458 Forest Beach Rd.
There are some traditions I’m glad only come around once a year.
Like Valentine’s Day. Road trips to Vegas. Or midget wrestling at the local minor league ballpark.
Sure, they’re fun, but once a year is enough.
For me, sitting outside along the Chesapeake Bay, drinking beer, and picking crabs is kind of like that.
For one thing, if it were more than an annual tradition, I’d go broke.
Cantler’s on Mill Creek in Annapolis set me back $150.
That’s $150 for 5 cans of beer, a side of hush puppies and a dozen steamed crabs.
Holy moly. I just wanted to while-away a few hours out on the deck. I didn’t offer to buy the damn place.

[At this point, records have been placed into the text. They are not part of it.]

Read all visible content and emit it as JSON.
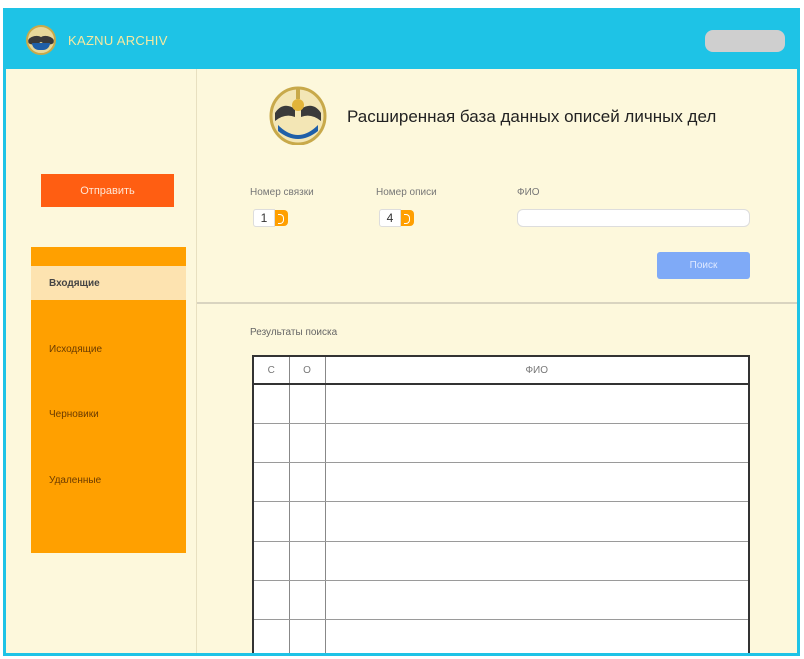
{
  "header": {
    "app_title": "KAZNU ARCHIV",
    "logo_icon": "kaznu-emblem-icon",
    "accent_color": "#1ec3e6"
  },
  "sidebar": {
    "send_label": "Отправить",
    "items": [
      {
        "label": "Входящие",
        "active": true
      },
      {
        "label": "Исходящие",
        "active": false
      },
      {
        "label": "Черновики",
        "active": false
      },
      {
        "label": "Удаленные",
        "active": false
      }
    ]
  },
  "search": {
    "db_title": "Расширенная база данных описей личных дел",
    "bundle_label": "Номер связки",
    "bundle_value": "1",
    "inventory_label": "Номер описи",
    "inventory_value": "4",
    "fio_label": "ФИО",
    "fio_value": "",
    "search_label": "Поиск"
  },
  "results": {
    "label": "Результаты поиска",
    "columns": [
      "С",
      "О",
      "ФИО"
    ],
    "rows": [
      [
        "",
        "",
        ""
      ],
      [
        "",
        "",
        ""
      ],
      [
        "",
        "",
        ""
      ],
      [
        "",
        "",
        ""
      ],
      [
        "",
        "",
        ""
      ],
      [
        "",
        "",
        ""
      ],
      [
        "",
        "",
        ""
      ]
    ]
  }
}
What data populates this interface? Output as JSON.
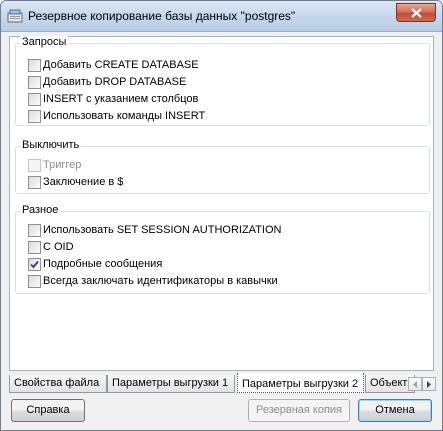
{
  "window": {
    "title": "Резервное копирование базы данных \"postgres\""
  },
  "groups": {
    "queries": {
      "title": "Запросы",
      "items": [
        {
          "label": "Добавить CREATE DATABASE",
          "checked": false,
          "disabled": false
        },
        {
          "label": "Добавить DROP DATABASE",
          "checked": false,
          "disabled": false
        },
        {
          "label": "INSERT с указанием столбцов",
          "checked": false,
          "disabled": false
        },
        {
          "label": "Использовать команды INSERT",
          "checked": false,
          "disabled": false
        }
      ]
    },
    "disable": {
      "title": "Выключить",
      "items": [
        {
          "label": "Триггер",
          "checked": false,
          "disabled": true
        },
        {
          "label": "Заключение в $",
          "checked": false,
          "disabled": false
        }
      ]
    },
    "misc": {
      "title": "Разное",
      "items": [
        {
          "label": "Использовать SET SESSION AUTHORIZATION",
          "checked": false,
          "disabled": false
        },
        {
          "label": "С OID",
          "checked": false,
          "disabled": false
        },
        {
          "label": "Подробные сообщения",
          "checked": true,
          "disabled": false
        },
        {
          "label": "Всегда заключать идентификаторы в кавычки",
          "checked": false,
          "disabled": false
        }
      ]
    }
  },
  "tabs": [
    {
      "label": "Свойства файла",
      "active": false
    },
    {
      "label": "Параметры выгрузки 1",
      "active": false
    },
    {
      "label": "Параметры выгрузки 2",
      "active": true
    },
    {
      "label": "Объекты",
      "active": false
    }
  ],
  "buttons": {
    "help": "Справка",
    "backup": "Резервная копия",
    "cancel": "Отмена"
  },
  "icons": {
    "app": "database-icon",
    "close": "close-icon",
    "tab_left": "arrow-left-icon",
    "tab_right": "arrow-right-icon",
    "check": "checkmark-icon"
  }
}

So I know, you’re dying to know.
The answer is no. No, it was not worth $150.
For one and a half Benjamins, they should be the crabs of my dreams. Unfortunately, they weren’t even close.
The first crab I picked up had been so over-steamed, the meat inside was practically nonexistent. Same with the second one. No crabmeat, just crab mush.
That’s a problem.
Picking crabs (besides being expensive) is hard work. In fact, I’m pretty sure I burn more calories than I consume in the process.
A good old-fashioned crab feast is about sitting outside on the water, the sun shining, cans of ice cold cheap beer and good conversion.
It’s an event, not a meal.
That being said, you still want some actual crabmeat for all your hard work—and hard-earned dough.
So I brought my defective crabs to the attention of my waitress and manager.
They brought me out a few fresh ones and asked me to keep the others in the hopes I just got unlucky on the first two. They seemed reluctant to trash an entire tray of crabs that cost almost as much as AirPods. Imagine that.
Well sure enough, the rest were somewhat better, but all were a bit mushy – even the “fresh” ones they brought out. But not a single crab produced that satisfying sensation of pulling out a big hunk of firm crabmeat.
I have no idea what the problem was.
Cantler’s has been packing them in for 45 years. Surely they haven’t forgotten how to steam crabs.
A four hour wait on the weekends is not unheard of. And nobody in their right mind stands around for hours waiting to eat lousy, over-steamed crab mush.
But maybe that was the problem. Remember how reluctant the manager was to toss my tray of bad crabs?
What if Cantler’s ended up with a bunch of leftover crabs from a smaller than expected weekend crowd?
That’s the risk you take coming to a crab house at noon on a Monday—and the day after the hottest weekend ever recorded in Maryland history, by the way.
Is it possible Cantler’s served me warmed-over crabs leftover from the weekend?
For their sake, I sure hope not. There’s no quicker way to torpedo a hard-earned four decade reputation.
To make matters worse, the bright summer sunshine gave way to ominous black clouds, then thunder — and finally rain.
No sunshine. Lousy crabs.
Thank goodness for beer and hush puppies.
Unfortunately, Cantler’s only serves beer in a can. For $5.25 a pop.
By rule, I ordered the least ubiquitous beer available.
In this case, that was Land Shark—a beer brewed by Anheuser Busch at their Jacksonville, Florida brewery. It tastes suspiciously like Budweiser.
But hey, Anheuser is paying Jimmy Buffett millions of dollars a year to use his trademark, so that makes it cool, right?
Well, I guess I’m just a sucker for good marketing.
Which brings me to the hush puppies.
Crabmeat doesn’t provide much sustenance. You need a basket of hush puppies to ensure you don’t end up leaving your $150 dollar meal drunk and hungry.
Canter’s hush puppies were okay, but not anything near legendary status. In fact, I didn’t even finish them. After three hours of picking, cracking, hammering, and drinking, I was done.
I couldn’t eat one more puppy or lick one more morsel of Old Bay crab mush off my fingertips.
Of course not because I was full, but exhausted.
Like I said, crab feasts are hard work. Thank God I have a whole year to recover.
But next time won’t be at Cantler’s. I just can’t.
Rating: Wouldn’t Wear Shirt If They Paid Me.